The $4.3 billion facility, which is set to be the largest hydro-electrical power plant in Africa, has been the source of contention between Ethiopia and Egypt.
On Monday, the spokesman for Ethiopia’s Foreign Ministry, Dina Mufti, told press that “The Egyptian government is expected to stop threatening Ethiopia of breaching international principles and realise the benefits the dam provides to the Egyptian people.”
Upon its completion in 2017, the dam is expected to produce about 6,000MW of electrical power and Ethiopian officials have alluded to plans of exporting electricity to neighboring countries.
At the 3rd anniversary ceremony of the commencement of the dam’s construction last week, the chief engineer of the project, Semegnew Beleke, echoed similar sentiments that the plant will benefit other nations in the region.
According to him, besides the prospect of electrical supply, the dam’s reservoir is expected to reduce the overall amount of water evaporated from the river, thereby ensuring more supply for downstream countries.
Beleke further disclosed that work is ongoing round the clock to complete the dam within the deadline. Reports indicate that the plant is over 30% completed and officials have revealed that everything is coming according to plans. At least 2 turbines are expected to commence operation next year and it is estimated they will generate up to 700MW of electrical power.
After over a month of trading accusations, Ethiopian and Egyptian officials have relayed their willingness to resume discussions – which was abruptly stopped in February due to the inability of the group to reach an agreement on several issues.

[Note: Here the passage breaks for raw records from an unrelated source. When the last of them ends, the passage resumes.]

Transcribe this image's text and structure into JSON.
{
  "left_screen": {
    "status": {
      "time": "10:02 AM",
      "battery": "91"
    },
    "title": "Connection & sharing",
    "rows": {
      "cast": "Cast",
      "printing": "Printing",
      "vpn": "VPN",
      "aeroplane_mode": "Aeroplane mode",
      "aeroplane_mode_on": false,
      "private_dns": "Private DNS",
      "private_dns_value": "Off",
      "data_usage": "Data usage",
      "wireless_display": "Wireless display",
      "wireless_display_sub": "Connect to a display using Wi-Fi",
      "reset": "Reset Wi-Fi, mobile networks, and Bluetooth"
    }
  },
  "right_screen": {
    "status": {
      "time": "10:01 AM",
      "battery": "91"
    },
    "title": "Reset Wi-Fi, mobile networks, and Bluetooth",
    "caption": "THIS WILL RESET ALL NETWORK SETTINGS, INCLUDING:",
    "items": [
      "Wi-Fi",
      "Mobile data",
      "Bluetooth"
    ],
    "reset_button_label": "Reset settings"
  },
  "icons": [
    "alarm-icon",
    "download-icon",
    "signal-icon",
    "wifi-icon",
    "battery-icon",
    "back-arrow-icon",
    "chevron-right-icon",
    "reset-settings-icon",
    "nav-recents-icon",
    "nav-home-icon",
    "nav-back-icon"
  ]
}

Some of the most prominent points of contention are the composition of a committee to implement the recommendations of a panel of experts convened to study the dam last year. Also, the trio have been at odds with one another over the necessity of conducting another study into the effects of the gigantic plant on the environment.
Many Ethiopians have voiced support for the construction of the dam after many years of criticising the government of under-utilising the country’s bountiful natural resources to fight hunger and poverty.
According to some commentators, fears of the Egyptian populace that the dam will drastically reduce the flow of freshwater to the arid country were heightened by images of the plant released in May last year. However, Ethiopian officials insist that the initially instinctive apprehension has been blown out of proportion.
During the recent EU-African Summit in Brussels, the Egyptian Foreign Minister, Nabil Fahmy, revealed that Egypt is willing to jointly find the construction of the facility provided it will be run by a committee made up of experts selected from both countries.
Although the Ethiopian Foreign Ministry spokesperson, Dina Mufti, has lauded this news in an interview with The Reporter, he noted that the plan to have the plant run by a joint committee is “not acceptable, because it is against the sovereignty of Ethiopia.”
Pundits say the fact that the dam has been strategically positioned at the center of a newly found ‘pan-Ethiopianism’ complicates the possibility of any other major partner or sponsor getting involved in the project.
Although reports indicate that China had plans of giving Ethiopia about $1 billion to support the dam’s construction, until now it has reportedly been completely funded by the state through the sale of bonds to citizens.
Photo by The Reporter: Chief engineer of the GERD project, Semegnew Beleke, speaks to visitors at the construction site.